*Task to complete*
The data below has to be returned exactly, down to the last character.

*Data extract*
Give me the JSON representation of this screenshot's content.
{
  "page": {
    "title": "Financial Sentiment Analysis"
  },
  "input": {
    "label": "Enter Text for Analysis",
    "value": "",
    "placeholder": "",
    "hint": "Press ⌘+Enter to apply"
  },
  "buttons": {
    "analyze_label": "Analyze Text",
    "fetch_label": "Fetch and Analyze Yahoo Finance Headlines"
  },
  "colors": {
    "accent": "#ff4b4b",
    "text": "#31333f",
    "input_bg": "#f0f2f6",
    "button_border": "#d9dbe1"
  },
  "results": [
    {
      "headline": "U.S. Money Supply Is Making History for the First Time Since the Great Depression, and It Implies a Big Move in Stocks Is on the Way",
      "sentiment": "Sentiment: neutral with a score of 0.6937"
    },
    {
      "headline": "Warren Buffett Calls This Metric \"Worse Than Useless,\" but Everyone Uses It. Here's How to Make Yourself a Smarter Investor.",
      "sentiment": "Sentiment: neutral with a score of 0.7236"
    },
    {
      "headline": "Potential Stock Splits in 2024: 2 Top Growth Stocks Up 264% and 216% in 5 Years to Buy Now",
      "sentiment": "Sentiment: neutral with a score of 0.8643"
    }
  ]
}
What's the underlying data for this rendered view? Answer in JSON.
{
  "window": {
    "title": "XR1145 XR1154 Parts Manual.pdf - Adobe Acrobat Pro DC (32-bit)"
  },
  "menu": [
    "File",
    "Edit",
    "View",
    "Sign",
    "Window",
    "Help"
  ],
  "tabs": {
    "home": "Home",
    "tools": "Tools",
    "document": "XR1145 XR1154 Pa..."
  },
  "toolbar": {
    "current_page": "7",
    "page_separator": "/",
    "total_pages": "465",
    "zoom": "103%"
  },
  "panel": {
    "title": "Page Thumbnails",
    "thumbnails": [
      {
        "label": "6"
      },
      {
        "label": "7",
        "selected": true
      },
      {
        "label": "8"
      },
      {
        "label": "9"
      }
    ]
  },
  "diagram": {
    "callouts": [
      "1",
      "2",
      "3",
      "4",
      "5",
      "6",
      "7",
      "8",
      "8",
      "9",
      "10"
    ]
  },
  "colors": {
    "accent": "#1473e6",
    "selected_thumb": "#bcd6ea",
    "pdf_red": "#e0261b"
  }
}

*Response for this exercise*
Give me the JSON representation of this screenshot's content.
{
  "page": {
    "title": "Financial Sentiment Analysis"
  },
  "input": {
    "label": "Enter Text for Analysis",
    "value": "",
    "placeholder": "",
    "hint": "Press ⌘+Enter to apply"
  },
  "buttons": {
    "analyze_label": "Analyze Text",
    "fetch_label": "Fetch and Analyze Yahoo Finance Headlines"
  },
  "colors": {
    "accent": "#ff4b4b",
    "text": "#31333f",
    "input_bg": "#f0f2f6",
    "button_border": "#d9dbe1"
  },
  "results": [
    {
      "headline": "U.S. Money Supply Is Making History for the First Time Since the Great Depression, and It Implies a Big Move in Stocks Is on the Way",
      "sentiment": "Sentiment: neutral with a score of 0.6937"
    },
    {
      "headline": "Warren Buffett Calls This Metric \"Worse Than Useless,\" but Everyone Uses It. Here's How to Make Yourself a Smarter Investor.",
      "sentiment": "Sentiment: neutral with a score of 0.7236"
    },
    {
      "headline": "Potential Stock Splits in 2024: 2 Top Growth Stocks Up 264% and 216% in 5 Years to Buy Now",
      "sentiment": "Sentiment: neutral with a score of 0.8643"
    }
  ]
}
What's the underlying data for this rendered view? Answer in JSON.
{
  "window": {
    "title": "XR1145 XR1154 Parts Manual.pdf - Adobe Acrobat Pro DC (32-bit)"
  },
  "menu": [
    "File",
    "Edit",
    "View",
    "Sign",
    "Window",
    "Help"
  ],
  "tabs": {
    "home": "Home",
    "tools": "Tools",
    "document": "XR1145 XR1154 Pa..."
  },
  "toolbar": {
    "current_page": "7",
    "page_separator": "/",
    "total_pages": "465",
    "zoom": "103%"
  },
  "panel": {
    "title": "Page Thumbnails",
    "thumbnails": [
      {
        "label": "6"
      },
      {
        "label": "7",
        "selected": true
      },
      {
        "label": "8"
      },
      {
        "label": "9"
      }
    ]
  },
  "diagram": {
    "callouts": [
      "1",
      "2",
      "3",
      "4",
      "5",
      "6",
      "7",
      "8",
      "8",
      "9",
      "10"
    ]
  },
  "colors": {
    "accent": "#1473e6",
    "selected_thumb": "#bcd6ea",
    "pdf_red": "#e0261b"
  }
}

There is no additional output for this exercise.